START Dataset excerpts

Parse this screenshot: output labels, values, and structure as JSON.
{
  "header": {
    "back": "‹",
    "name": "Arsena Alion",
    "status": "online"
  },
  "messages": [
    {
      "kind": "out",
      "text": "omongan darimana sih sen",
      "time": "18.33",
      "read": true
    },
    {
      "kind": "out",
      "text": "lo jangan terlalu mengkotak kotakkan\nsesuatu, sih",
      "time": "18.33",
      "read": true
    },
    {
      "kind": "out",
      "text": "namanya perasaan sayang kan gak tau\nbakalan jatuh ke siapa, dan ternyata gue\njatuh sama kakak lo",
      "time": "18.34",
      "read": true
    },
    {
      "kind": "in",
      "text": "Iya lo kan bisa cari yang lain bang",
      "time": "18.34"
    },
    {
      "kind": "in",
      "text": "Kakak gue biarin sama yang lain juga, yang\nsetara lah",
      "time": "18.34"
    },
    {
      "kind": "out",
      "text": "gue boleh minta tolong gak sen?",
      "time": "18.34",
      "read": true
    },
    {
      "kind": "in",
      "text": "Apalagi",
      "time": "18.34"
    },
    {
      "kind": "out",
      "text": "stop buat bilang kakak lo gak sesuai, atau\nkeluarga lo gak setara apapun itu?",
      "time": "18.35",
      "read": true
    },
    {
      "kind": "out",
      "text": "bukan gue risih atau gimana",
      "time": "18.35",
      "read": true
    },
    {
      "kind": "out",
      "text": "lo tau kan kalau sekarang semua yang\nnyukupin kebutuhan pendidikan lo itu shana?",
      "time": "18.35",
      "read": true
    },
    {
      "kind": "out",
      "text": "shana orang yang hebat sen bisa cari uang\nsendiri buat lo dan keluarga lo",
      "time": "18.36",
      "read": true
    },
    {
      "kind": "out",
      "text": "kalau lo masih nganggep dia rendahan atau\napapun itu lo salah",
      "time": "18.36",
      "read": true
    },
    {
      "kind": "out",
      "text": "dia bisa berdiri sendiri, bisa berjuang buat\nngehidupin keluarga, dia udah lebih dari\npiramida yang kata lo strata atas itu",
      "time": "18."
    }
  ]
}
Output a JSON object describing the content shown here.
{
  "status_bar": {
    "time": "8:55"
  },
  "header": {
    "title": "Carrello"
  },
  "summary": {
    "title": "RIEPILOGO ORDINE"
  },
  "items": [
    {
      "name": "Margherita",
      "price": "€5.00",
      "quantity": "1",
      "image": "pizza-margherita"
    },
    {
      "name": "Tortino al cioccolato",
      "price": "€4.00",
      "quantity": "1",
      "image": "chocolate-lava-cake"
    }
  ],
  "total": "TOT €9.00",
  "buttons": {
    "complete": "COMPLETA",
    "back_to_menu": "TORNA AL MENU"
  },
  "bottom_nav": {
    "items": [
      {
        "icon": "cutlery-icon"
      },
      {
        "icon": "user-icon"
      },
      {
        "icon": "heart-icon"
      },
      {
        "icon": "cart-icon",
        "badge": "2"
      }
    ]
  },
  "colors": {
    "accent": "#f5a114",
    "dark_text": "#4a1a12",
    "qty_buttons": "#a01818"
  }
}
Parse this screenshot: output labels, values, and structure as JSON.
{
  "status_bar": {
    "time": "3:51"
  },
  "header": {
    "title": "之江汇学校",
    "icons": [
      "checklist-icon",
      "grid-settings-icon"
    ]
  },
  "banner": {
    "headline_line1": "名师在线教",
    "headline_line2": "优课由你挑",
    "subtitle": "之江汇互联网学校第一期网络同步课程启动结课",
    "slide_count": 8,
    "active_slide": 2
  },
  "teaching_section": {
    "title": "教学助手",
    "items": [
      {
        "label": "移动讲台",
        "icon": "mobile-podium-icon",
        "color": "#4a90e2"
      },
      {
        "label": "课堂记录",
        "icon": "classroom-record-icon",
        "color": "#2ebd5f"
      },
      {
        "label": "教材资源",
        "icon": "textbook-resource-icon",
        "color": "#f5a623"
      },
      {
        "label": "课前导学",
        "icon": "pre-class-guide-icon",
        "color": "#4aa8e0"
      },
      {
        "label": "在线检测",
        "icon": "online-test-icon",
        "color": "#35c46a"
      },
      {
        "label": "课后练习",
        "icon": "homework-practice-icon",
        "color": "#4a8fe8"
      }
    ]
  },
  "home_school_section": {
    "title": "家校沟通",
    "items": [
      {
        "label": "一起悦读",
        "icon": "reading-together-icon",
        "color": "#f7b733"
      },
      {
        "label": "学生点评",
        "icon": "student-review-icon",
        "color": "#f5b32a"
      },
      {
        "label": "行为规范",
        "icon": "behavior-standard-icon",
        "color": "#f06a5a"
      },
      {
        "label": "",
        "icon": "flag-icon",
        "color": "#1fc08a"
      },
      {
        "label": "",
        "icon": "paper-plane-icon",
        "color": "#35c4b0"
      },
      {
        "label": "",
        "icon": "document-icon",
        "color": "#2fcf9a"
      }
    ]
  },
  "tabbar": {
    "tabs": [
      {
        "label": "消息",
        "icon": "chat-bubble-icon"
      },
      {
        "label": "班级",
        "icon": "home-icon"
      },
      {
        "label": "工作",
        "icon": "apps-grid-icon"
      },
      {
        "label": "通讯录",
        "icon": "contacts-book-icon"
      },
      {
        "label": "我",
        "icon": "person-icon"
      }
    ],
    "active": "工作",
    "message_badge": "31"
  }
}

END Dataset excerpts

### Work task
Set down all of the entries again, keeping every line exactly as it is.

### Result of this task
Parse this screenshot: output labels, values, and structure as JSON.
{
  "header": {
    "back": "‹",
    "name": "Arsena Alion",
    "status": "online"
  },
  "messages": [
    {
      "kind": "out",
      "text": "omongan darimana sih sen",
      "time": "18.33",
      "read": true
    },
    {
      "kind": "out",
      "text": "lo jangan terlalu mengkotak kotakkan\nsesuatu, sih",
      "time": "18.33",
      "read": true
    },
    {
      "kind": "out",
      "text": "namanya perasaan sayang kan gak tau\nbakalan jatuh ke siapa, dan ternyata gue\njatuh sama kakak lo",
      "time": "18.34",
      "read": true
    },
    {
      "kind": "in",
      "text": "Iya lo kan bisa cari yang lain bang",
      "time": "18.34"
    },
    {
      "kind": "in",
      "text": "Kakak gue biarin sama yang lain juga, yang\nsetara lah",
      "time": "18.34"
    },
    {
      "kind": "out",
      "text": "gue boleh minta tolong gak sen?",
      "time": "18.34",
      "read": true
    },
    {
      "kind": "in",
      "text": "Apalagi",
      "time": "18.34"
    },
    {
      "kind": "out",
      "text": "stop buat bilang kakak lo gak sesuai, atau\nkeluarga lo gak setara apapun itu?",
      "time": "18.35",
      "read": true
    },
    {
      "kind": "out",
      "text": "bukan gue risih atau gimana",
      "time": "18.35",
      "read": true
    },
    {
      "kind": "out",
      "text": "lo tau kan kalau sekarang semua yang\nnyukupin kebutuhan pendidikan lo itu shana?",
      "time": "18.35",
      "read": true
    },
    {
      "kind": "out",
      "text": "shana orang yang hebat sen bisa cari uang\nsendiri buat lo dan keluarga lo",
      "time": "18.36",
      "read": true
    },
    {
      "kind": "out",
      "text": "kalau lo masih nganggep dia rendahan atau\napapun itu lo salah",
      "time": "18.36",
      "read": true
    },
    {
      "kind": "out",
      "text": "dia bisa berdiri sendiri, bisa berjuang buat\nngehidupin keluarga, dia udah lebih dari\npiramida yang kata lo strata atas itu",
      "time": "18."
    }
  ]
}
Output a JSON object describing the content shown here.
{
  "status_bar": {
    "time": "8:55"
  },
  "header": {
    "title": "Carrello"
  },
  "summary": {
    "title": "RIEPILOGO ORDINE"
  },
  "items": [
    {
      "name": "Margherita",
      "price": "€5.00",
      "quantity": "1",
      "image": "pizza-margherita"
    },
    {
      "name": "Tortino al cioccolato",
      "price": "€4.00",
      "quantity": "1",
      "image": "chocolate-lava-cake"
    }
  ],
  "total": "TOT €9.00",
  "buttons": {
    "complete": "COMPLETA",
    "back_to_menu": "TORNA AL MENU"
  },
  "bottom_nav": {
    "items": [
      {
        "icon": "cutlery-icon"
      },
      {
        "icon": "user-icon"
      },
      {
        "icon": "heart-icon"
      },
      {
        "icon": "cart-icon",
        "badge": "2"
      }
    ]
  },
  "colors": {
    "accent": "#f5a114",
    "dark_text": "#4a1a12",
    "qty_buttons": "#a01818"
  }
}
Parse this screenshot: output labels, values, and structure as JSON.
{
  "status_bar": {
    "time": "3:51"
  },
  "header": {
    "title": "之江汇学校",
    "icons": [
      "checklist-icon",
      "grid-settings-icon"
    ]
  },
  "banner": {
    "headline_line1": "名师在线教",
    "headline_line2": "优课由你挑",
    "subtitle": "之江汇互联网学校第一期网络同步课程启动结课",
    "slide_count": 8,
    "active_slide": 2
  },
  "teaching_section": {
    "title": "教学助手",
    "items": [
      {
        "label": "移动讲台",
        "icon": "mobile-podium-icon",
        "color": "#4a90e2"
      },
      {
        "label": "课堂记录",
        "icon": "classroom-record-icon",
        "color": "#2ebd5f"
      },
      {
        "label": "教材资源",
        "icon": "textbook-resource-icon",
        "color": "#f5a623"
      },
      {
        "label": "课前导学",
        "icon": "pre-class-guide-icon",
        "color": "#4aa8e0"
      },
      {
        "label": "在线检测",
        "icon": "online-test-icon",
        "color": "#35c46a"
      },
      {
        "label": "课后练习",
        "icon": "homework-practice-icon",
        "color": "#4a8fe8"
      }
    ]
  },
  "home_school_section": {
    "title": "家校沟通",
    "items": [
      {
        "label": "一起悦读",
        "icon": "reading-together-icon",
        "color": "#f7b733"
      },
      {
        "label": "学生点评",
        "icon": "student-review-icon",
        "color": "#f5b32a"
      },
      {
        "label": "行为规范",
        "icon": "behavior-standard-icon",
        "color": "#f06a5a"
      },
      {
        "label": "",
        "icon": "flag-icon",
        "color": "#1fc08a"
      },
      {
        "label": "",
        "icon": "paper-plane-icon",
        "color": "#35c4b0"
      },
      {
        "label": "",
        "icon": "document-icon",
        "color": "#2fcf9a"
      }
    ]
  },
  "tabbar": {
    "tabs": [
      {
        "label": "消息",
        "icon": "chat-bubble-icon"
      },
      {
        "label": "班级",
        "icon": "home-icon"
      },
      {
        "label": "工作",
        "icon": "apps-grid-icon"
      },
      {
        "label": "通讯录",
        "icon": "contacts-book-icon"
      },
      {
        "label": "我",
        "icon": "person-icon"
      }
    ],
    "active": "工作",
    "message_badge": "31"
  }
}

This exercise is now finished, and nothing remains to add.